Directions for this task
Check each line of the material below, and copy it if it holds the string "title".
___ Input records
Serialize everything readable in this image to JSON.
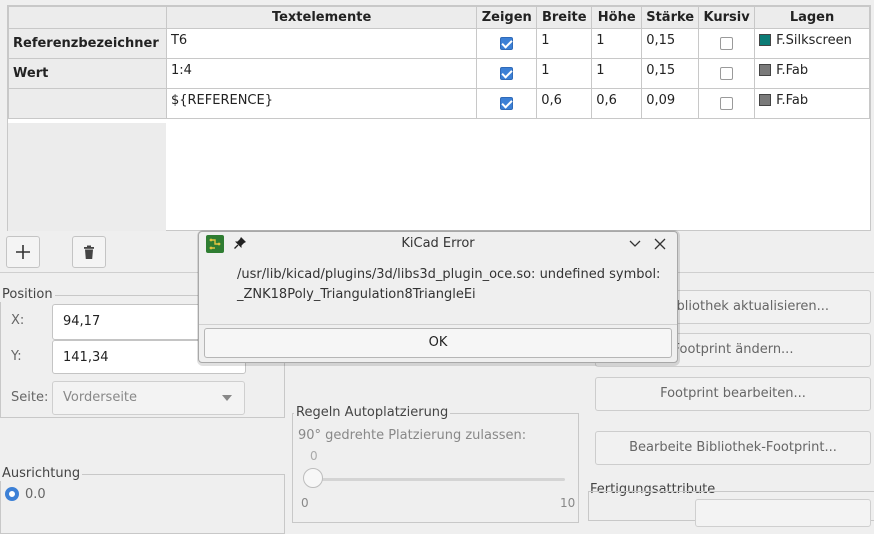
{
  "grid": {
    "headers": [
      "",
      "Textelemente",
      "Zeigen",
      "Breite",
      "Höhe",
      "Stärke",
      "Kursiv",
      "Lagen"
    ],
    "rows": [
      {
        "label": "Referenzbezeichner",
        "text": "T6",
        "show": true,
        "width": "1",
        "height": "1",
        "thickness": "0,15",
        "italic": false,
        "layer": "F.Silkscreen",
        "layer_color": "#0c7c76"
      },
      {
        "label": "Wert",
        "text": "1:4",
        "show": true,
        "width": "1",
        "height": "1",
        "thickness": "0,15",
        "italic": false,
        "layer": "F.Fab",
        "layer_color": "#7a7a7a"
      },
      {
        "label": "",
        "text": "${REFERENCE}",
        "show": true,
        "width": "0,6",
        "height": "0,6",
        "thickness": "0,09",
        "italic": false,
        "layer": "F.Fab",
        "layer_color": "#7a7a7a"
      }
    ]
  },
  "toolbar": {
    "add_icon": "plus-icon",
    "delete_icon": "trash-icon"
  },
  "position": {
    "title": "Position",
    "x_label": "X:",
    "x_value": "94,17",
    "y_label": "Y:",
    "y_value": "141,34",
    "side_label": "Seite:",
    "side_value": "Vorderseite"
  },
  "autoplace": {
    "title": "Regeln Autoplatzierung",
    "rotate90_label": "90° gedrehte Platzierung zulassen:",
    "slider_value": "0",
    "slider_min": "0",
    "slider_max": "10"
  },
  "orientation": {
    "title": "Ausrichtung",
    "option_0": "0.0"
  },
  "side_buttons": {
    "update_from_lib": "aus Bibliothek aktualisieren...",
    "change_footprint": "Footprint ändern...",
    "edit_footprint": "Footprint bearbeiten...",
    "edit_lib_footprint": "Bearbeite Bibliothek-Footprint..."
  },
  "fab": {
    "title": "Fertigungsattribute"
  },
  "dialog": {
    "title": "KiCad Error",
    "message_line1": "/usr/lib/kicad/plugins/3d/libs3d_plugin_oce.so: undefined symbol:",
    "message_line2": "_ZNK18Poly_Triangulation8TriangleEi",
    "ok_label": "OK"
  },
  "colors": {
    "accent": "#3c80d6",
    "silkscreen": "#0c7c76",
    "fab": "#7a7a7a"
  }
}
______
Your response
    "title": "Position",
    "title": "Regeln Autoplatzierung",
    "title": "Ausrichtung",
    "title": "Fertigungsattribute"
    "title": "KiCad Error",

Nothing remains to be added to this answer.